▸ Material provided
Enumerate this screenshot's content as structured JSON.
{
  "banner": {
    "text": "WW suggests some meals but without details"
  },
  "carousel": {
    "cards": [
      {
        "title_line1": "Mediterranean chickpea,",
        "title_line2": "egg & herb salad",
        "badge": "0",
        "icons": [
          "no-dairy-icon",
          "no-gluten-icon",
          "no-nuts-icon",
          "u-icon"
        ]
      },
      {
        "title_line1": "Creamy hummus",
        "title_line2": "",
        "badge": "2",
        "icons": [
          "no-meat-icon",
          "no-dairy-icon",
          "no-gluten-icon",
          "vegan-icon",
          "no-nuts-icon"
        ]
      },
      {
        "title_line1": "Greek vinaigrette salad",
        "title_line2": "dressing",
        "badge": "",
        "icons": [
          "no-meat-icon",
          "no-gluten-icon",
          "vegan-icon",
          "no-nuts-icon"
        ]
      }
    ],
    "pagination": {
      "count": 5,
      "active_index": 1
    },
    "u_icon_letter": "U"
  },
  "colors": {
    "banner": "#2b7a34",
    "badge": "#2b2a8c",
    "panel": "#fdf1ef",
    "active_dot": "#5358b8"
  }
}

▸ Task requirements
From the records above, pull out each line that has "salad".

▸ Exercise solution
        "title_line2": "egg & herb salad",
        "title_line1": "Greek vinaigrette salad",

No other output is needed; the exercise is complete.